Why does the city of Bengaluru need more green buildings?
With a population of 13.9 million, Bengaluru is accommodating the major chunk of the Indian youth. The city is in constant demand for more residential and commercial buildings to accommodate the increasing population influx.
With the already increasing space crunch, and not to mention, the climate change, constructing conventional buildings is not a great idea. Having green buildings is a good alternative. According to the World Green Building Council,
‘A green building is a building that, in its design, construction or operation, reduces or eliminates negative impacts, and can create positive impacts, on our climate and natural environment.’
Bengaluru city needs more green buildings. But despite the heightened need, the city has only 332 buildings registered under the Indian Green Building Council (IGBC), which is equivalent to less than 5% of the total buildings in the city. As quite intuitive, there are quite a number of reasons for Bengaluru to increase the number of its green buildings:
- Energy savings
Bengaluru consumes 42 Million Units (MU) energy per day. This growing power consumption can be compensated by using green buildings. Green buildings are known to be self-sufficient. They generate their own energy to meet their power requirements.
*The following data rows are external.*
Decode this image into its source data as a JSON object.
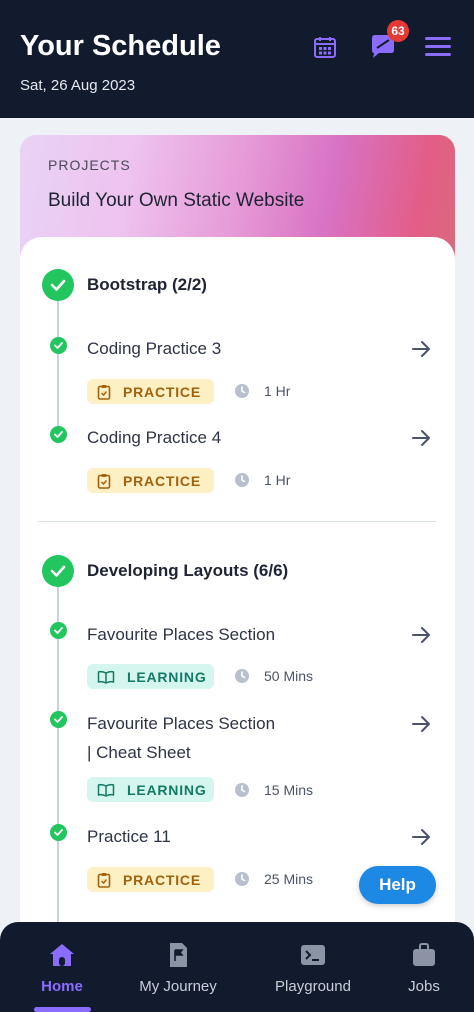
{
  "header": {
    "title": "Your Schedule",
    "date": "Sat, 26 Aug 2023",
    "notification_count": "63"
  },
  "project": {
    "label": "PROJECTS",
    "title": "Build Your Own Static Website"
  },
  "sections": [
    {
      "title": "Bootstrap (2/2)",
      "items": [
        {
          "title": "Coding Practice 3",
          "tag": "PRACTICE",
          "duration": "1 Hr"
        },
        {
          "title": "Coding Practice 4",
          "tag": "PRACTICE",
          "duration": "1 Hr"
        }
      ]
    },
    {
      "title": "Developing Layouts (6/6)",
      "items": [
        {
          "title": "Favourite Places Section",
          "tag": "LEARNING",
          "duration": "50 Mins"
        },
        {
          "title_line1": "Favourite Places Section",
          "title_line2": "| Cheat Sheet",
          "tag": "LEARNING",
          "duration": "15 Mins"
        },
        {
          "title": "Practice 11",
          "tag": "PRACTICE",
          "duration": "25 Mins"
        }
      ]
    }
  ],
  "help_button": "Help",
  "nav": [
    {
      "label": "Home"
    },
    {
      "label": "My Journey"
    },
    {
      "label": "Playground"
    },
    {
      "label": "Jobs"
    }
  ],
  "colors": {
    "header_bg": "#121a2e",
    "accent": "#8a6cff",
    "success": "#22c55e",
    "practice_bg": "#fdf0c5",
    "learning_bg": "#d5f6ee",
    "help_bg": "#1e88e5"
  }
}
They use non-conventional energy sources such as solar panels, wind turbines, rainwater harvesting systems, composting systems, etc, and help in energy conservation.
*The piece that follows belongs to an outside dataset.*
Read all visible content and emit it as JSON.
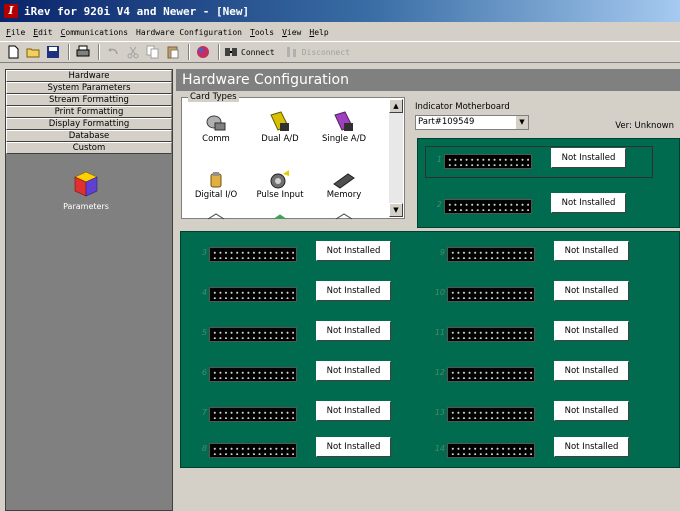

The energy savings can be as high as 15,000 MWh, while water savings can be 45,000 kL, says Syed Mohamed Beary, chairman, IGBC, Bangalore. The Energy and Resources Institute (TERI) estimated that if green buildings were adopted across the country, it could save over 8,400 MW power, which is sufficient to light 5,50,000 homes a year.
- Reduction in particulate generation and pollution
Construction works are a major cause of air pollution, especially dust particle generation in the ambient air. This, coupled with the increasing amount of greenhouse gases and demolition waste generated from these buildings, underlines the fact that now is the time to look towards sustainable development through green buildings. The carbon footprint of a building, According to the WHO, the particulate matter concentration and the pollution levels are three times higher in the city than the national standards given by WHO’s safety limit. Green buildings use non-toxic materials, and hence, can help in reducing pollution levels.
- Use of eco-friendly materials
New construction means investing ample quantity of materials and non-biodegradable consumptions like plastic. These add to the already degrading situation of the environment. Not to mention the huge amount of water needed during the entire construction process.
All these problems can be alleviated by adopting green buildings. Green buildings are constructed using eco-friendly materials, like bamboo, recycled steel, sheep’s wool, earth, etc. These materials are able to reduce the environmental impact associated with the development process. They also help in maintaining the internal temperature, thus, reducing the need for air conditioning. Hence, they have emerged as a viable solution for a sustainable future.
- Reduction in natural resources usage
These green buildings are built in harmony with nature. That means they consume less natural resources like water and electricity by optimizing the space available. Such projects allow installing a rooftop solar plant or to convert the parking area into soar carports. The glass facades of the complexes can be replaced with solar panels. These options can reduce the energy requirement by 25-30%. A water harvesting system is also an option to be installed on the roof.
- Increase in awareness
People are becoming more aware of the changing environmental scenarios. And they want to contribute to easing the climatic conditions whichever way possible. Homebuyers are gradually understanding that buildings made from eco-friendly materials are better for nature and also reduce costs in the long run. Also, people prefer to have green outdoor spaces amidst the urban chaos. This is why Bengaluru has seen a surge in demand for such projects over the last few years.
While green buildings are gaining attention over the conventional ones, there still are some hindrances for its complete adoption. The major factor being the cost. According to IGBC, initially, green buildings were 10-12% costlier than the conventional buildings, which has now decreased to 2-5%.
These green buildings have tremendous potential both from environmental and business perspectives. According to the Indian Green Building Council, the number of green buildings is expected to rise to one lakh by 2025. This is a big leap from 2001 when the city had just one green building in India. This will cover hospitals, hotels, offices, institutions, colleges, convention centers, and IT parks. If the city is to work towards saving the environment, for future generations, now is the time to start, not only for Bengaluru but cities across India.